This has been a heavy week. I have had multiple (albeit small) emotional breakdowns.
It has been in part due to the preparation for leaving to Europe (tomorrow at the crack of dawn) and in part due to the amount of work we have been attempting to complete before leaving... but it has also been in part due to my ever increasing desire to understand how goodness is brought into our world, both in small (micro) and large (macro) ways... and how I cannot seem to draft up a single, simple answer for such a complex dilemma.
And alas, this has been my framework for most of my life. That for whatever kind of puzzle you got, you just stick the right formula in... a solution for everyone as the Indigo Girls sing. It's a hard thing to recover from.
My spiritual tracks, my neural paths, my very natural tendencies have been in a very long process of being dismantled and taken apart (whilst trying to hold them all in focus in a single glance)... and they just want to plant back down into a simple, consistent, cohesive understanding that allows for my own limitations, but explains how goodness is brought forth into the world.
And Bono says I'd join the movement if there was one that I could believe in... and I'd say the same.
This week has been all over the place for me emotionally, but it has birthed something new in me. I'm not quite sure of what it is... some blessing and burden, one and the same.
My friend Emma sent me this book entitled Deglobalization: Ideas for a New World Economy and wow, it's rocking all my ignorance I had regarding globalized capitalism and it's many implications.
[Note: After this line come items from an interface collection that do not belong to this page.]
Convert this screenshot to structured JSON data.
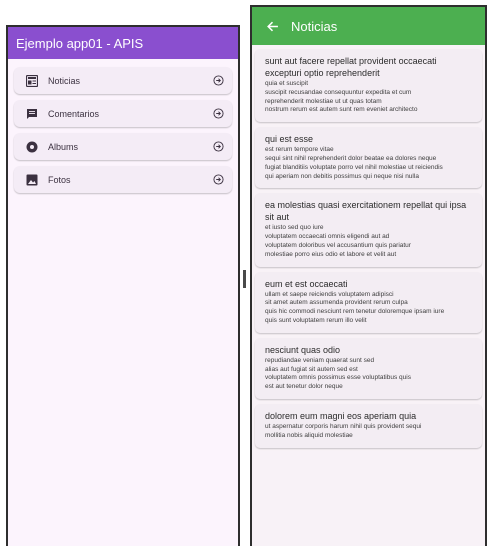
{
  "left_window": {
    "appbar_title": "Ejemplo app01 - APIS",
    "appbar_color": "#8a4fcf",
    "items": [
      {
        "label": "Noticias",
        "icon": "newspaper-icon"
      },
      {
        "label": "Comentarios",
        "icon": "comment-icon"
      },
      {
        "label": "Albums",
        "icon": "album-icon"
      },
      {
        "label": "Fotos",
        "icon": "image-icon"
      }
    ]
  },
  "right_window": {
    "appbar_title": "Noticias",
    "appbar_color": "#4caf50",
    "posts": [
      {
        "title": "sunt aut facere repellat provident occaecati excepturi optio reprehenderit",
        "body": "quia et suscipit\nsuscipit recusandae consequuntur expedita et cum\nreprehenderit molestiae ut ut quas totam\nnostrum rerum est autem sunt rem eveniet architecto"
      },
      {
        "title": "qui est esse",
        "body": "est rerum tempore vitae\nsequi sint nihil reprehenderit dolor beatae ea dolores neque\nfugiat blanditiis voluptate porro vel nihil molestiae ut reiciendis\nqui aperiam non debitis possimus qui neque nisi nulla"
      },
      {
        "title": "ea molestias quasi exercitationem repellat qui ipsa sit aut",
        "body": "et iusto sed quo iure\nvoluptatem occaecati omnis eligendi aut ad\nvoluptatem doloribus vel accusantium quis pariatur\nmolestiae porro eius odio et labore et velit aut"
      },
      {
        "title": "eum et est occaecati",
        "body": "ullam et saepe reiciendis voluptatem adipisci\nsit amet autem assumenda provident rerum culpa\nquis hic commodi nesciunt rem tenetur doloremque ipsam iure\nquis sunt voluptatem rerum illo velit"
      },
      {
        "title": "nesciunt quas odio",
        "body": "repudiandae veniam quaerat sunt sed\nalias aut fugiat sit autem sed est\nvoluptatem omnis possimus esse voluptatibus quis\nest aut tenetur dolor neque"
      },
      {
        "title": "dolorem eum magni eos aperiam quia",
        "body": "ut aspernatur corporis harum nihil quis provident sequi\nmollitia nobis aliquid molestiae"
      }
    ]
  }
}
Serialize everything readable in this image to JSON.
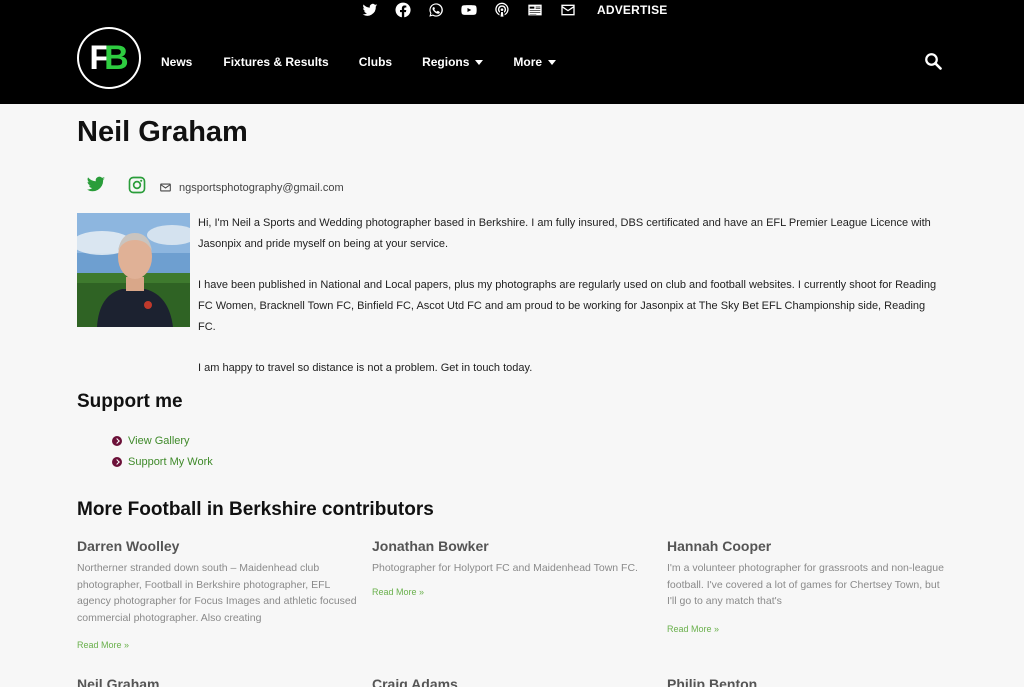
{
  "topbar": {
    "icons": [
      "twitter-icon",
      "facebook-icon",
      "whatsapp-icon",
      "youtube-icon",
      "podcast-icon",
      "newsletter-icon",
      "email-icon"
    ],
    "advertise_label": "ADVERTISE"
  },
  "nav": {
    "items": [
      {
        "label": "News"
      },
      {
        "label": "Fixtures & Results"
      },
      {
        "label": "Clubs"
      },
      {
        "label": "Regions"
      },
      {
        "label": "More"
      }
    ]
  },
  "profile": {
    "name": "Neil Graham",
    "email": "ngsportsphotography@gmail.com",
    "bio": [
      "Hi, I'm Neil a Sports and Wedding photographer based in Berkshire. I am fully insured, DBS certificated and have an EFL Premier League Licence with Jasonpix and pride myself on being at your service.",
      "I have been published in National and Local papers, plus my photographs are regularly used on club and football websites. I currently shoot for Reading FC Women, Bracknell Town FC, Binfield FC, Ascot Utd FC and am proud to be working for Jasonpix at The Sky Bet EFL Championship side, Reading FC.",
      "I am happy to travel so distance is not a problem. Get in touch today."
    ]
  },
  "support": {
    "heading": "Support me",
    "links": [
      {
        "label": "View Gallery"
      },
      {
        "label": "Support My Work"
      }
    ]
  },
  "contributors": {
    "heading": "More Football in Berkshire contributors",
    "read_more": "Read More »",
    "cards": [
      {
        "name": "Darren Woolley",
        "desc": "Northerner stranded down south – Maidenhead club photographer, Football in Berkshire photographer, EFL agency photographer for Focus Images and athletic focused commercial photographer. Also creating"
      },
      {
        "name": "Jonathan Bowker",
        "desc": "Photographer for Holyport FC and Maidenhead Town FC."
      },
      {
        "name": "Hannah Cooper",
        "desc": "I'm a volunteer photographer for grassroots and non-league football. I've covered a lot of games for Chertsey Town, but I'll go to any match that's"
      },
      {
        "name": "Neil Graham",
        "desc": ""
      },
      {
        "name": "Craig Adams",
        "desc": ""
      },
      {
        "name": "Philip Benton",
        "desc": ""
      }
    ]
  },
  "colors": {
    "header_bg": "#000000",
    "link_green": "#3f8a2a",
    "bullet_maroon": "#6b1038",
    "twitter_green": "#2a9d3a"
  }
}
And I just saw V is for Vendetta and I am still working through it's implications.
Are there no poets, writers, screenwriters, songwriters who can teach of this revolution that comes by way of peace and love and self-sacrifice and not violence overcoming violence?
I am thankful for the Wachowski brothers imaginative efforts... social prophets in our own time. But is this only means of revolution... of healing humanity... of truly allowing goodness to be cultivated in this world... through a violent overthrow?
And all this during a week I almost forgot about... the week of my Master's final days. And what does the cross have to say about this? Everything. That there is a narrative that we can choose to be a part of that denounces violence as a means of bringing shalom into our world. That it comes through our death (self-critique/sacrifice), not through our taking of lives that inhumane governments will be dismantled... And it comes from our own self-awareness in this whole story.
Pick up your cross and follow me... the price of social non-conformity, the symbol of non-violent revolution... that this peasant first-century Jew did not lose in his death on the cross. Rather, he started (or fulfilled or started-again) a movement that I hope will come to fuller fruition in my life.
So what does the cross mean to me this Easter weekend? That we are called to help midwife the Kingdom of God into our midst... and that we are called to this in the most self-sacrificial of ways (even unto our own death). That this message that was at the core of Jesus of Nazareth's teaching (ie. Re-imagine your life/world! The Kingdom of God is at hand) is only realized when humanity realizes that we might have more to do with this than we thought...